And we’ve just had the 500-year deluges in Oklahoma City and China and Tennessee’s 1000-year deluge, and on and on:

As Dr. Kevin Trenberth, head of the Climate Analysis Section at the National Center for Atmospheric Research, told me earlier this month:

There is a systematic influence on all of these weather events now-a-days because of the fact that there is this extra water vapor lurking around in the atmosphere than there used to be say 30 years ago. It’s about a 4% extra amount, it invigorates the storms, it provides plenty of moisture for these storms and it’s unfortunate that the public is not associating these with the fact that this is one manifestation of climate change. And the prospects are that these kinds of things will only get bigger and worse in the future.

Or as Stu Ostro, Senior Meteorologist at the Weather Channel, put it (see “Weather Channel expert on Georgia’s record-smashing global-warming-type deluge”):

Did global warming “cause” the Atlanta flood?Well, the atmosphere is very complex, and with any weather event there’s a combination of factors rather than a single one for an outright cause. Additionally, there’s no way of knowing what would have happened without the climate having changed….

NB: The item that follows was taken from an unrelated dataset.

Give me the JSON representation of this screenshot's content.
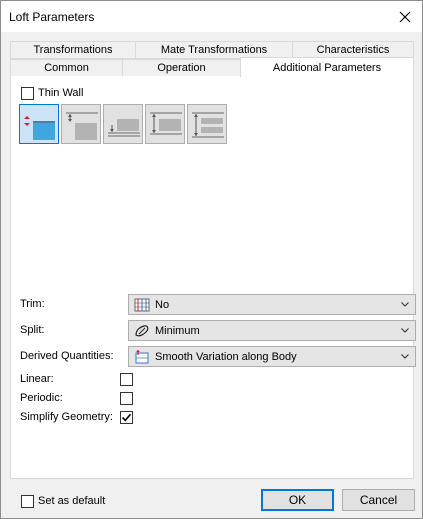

Nevertheless, there’s a straightforward connection in the way the changing climate “set the table” for what happened this September in Atlanta and elsewhere. It behooves us to understand not only theoretical expected increases in heavy precipitation (via relatively slow/linear changes in temperatures, evaporation, and atmospheric moisture) but also how changing circulation patterns are already squeezing out that moisture in extreme doses and affecting weather in other ways.

While it’s important to consider what may happen in 50 or 100 or 200 years, and debate what should be done about that via H.R. 2454 or other measures, we need to get a grip on what’s happening *now*.

Or as the Royal Academy/Met Office Statement notes of the multiplicity of blow-out extreme weather events were seeing:

These emerging signals are consistent with what we expect from our projections, giving us confidence in the science and models that underpin them. In the absence of action to mitigate climate change, we can expect much larger changes in the coming decades than have been seen so far.

And here’s how the New York Times handled last year’s Australia extreme weather story with “Andrew C. Revkin contributed reporting from New York” — see CNN, ABC, WashPost, AP, blow Australian wildfire, drought, heatwave “Hell (and High Water) on Earth” story “” never mention climate change:

The firestorms and heat in the south revived discussions in Australia of whether human-caused global warming was contributing to the continent’s climate woes of late “” including recent prolonged drought in some places and severe flooding last week in Queensland, in the northeast.

Climate scientists say that no single rare event like the deadly heat wave or fires can be attributed to global warming, but the chances of experiencing such conditions are rising along with the temperature. In 2007, Australia’s national science agency published a 147-page report on projected climate changes, concluding, among other things, that “high-fire-danger weather is likely to increase in the southeast.”

The flooding in the northeast and the combustible conditions in the south were consistent with what is forecast as a result of recent shifts in climate patterns linked to rising concentrations of greenhouse gases, said Kevin Trenberth, a scientist at the United States National Center for Atmospheric Research.

Lots of different ways to write about it, lots of different climate scientist interview to put it in context.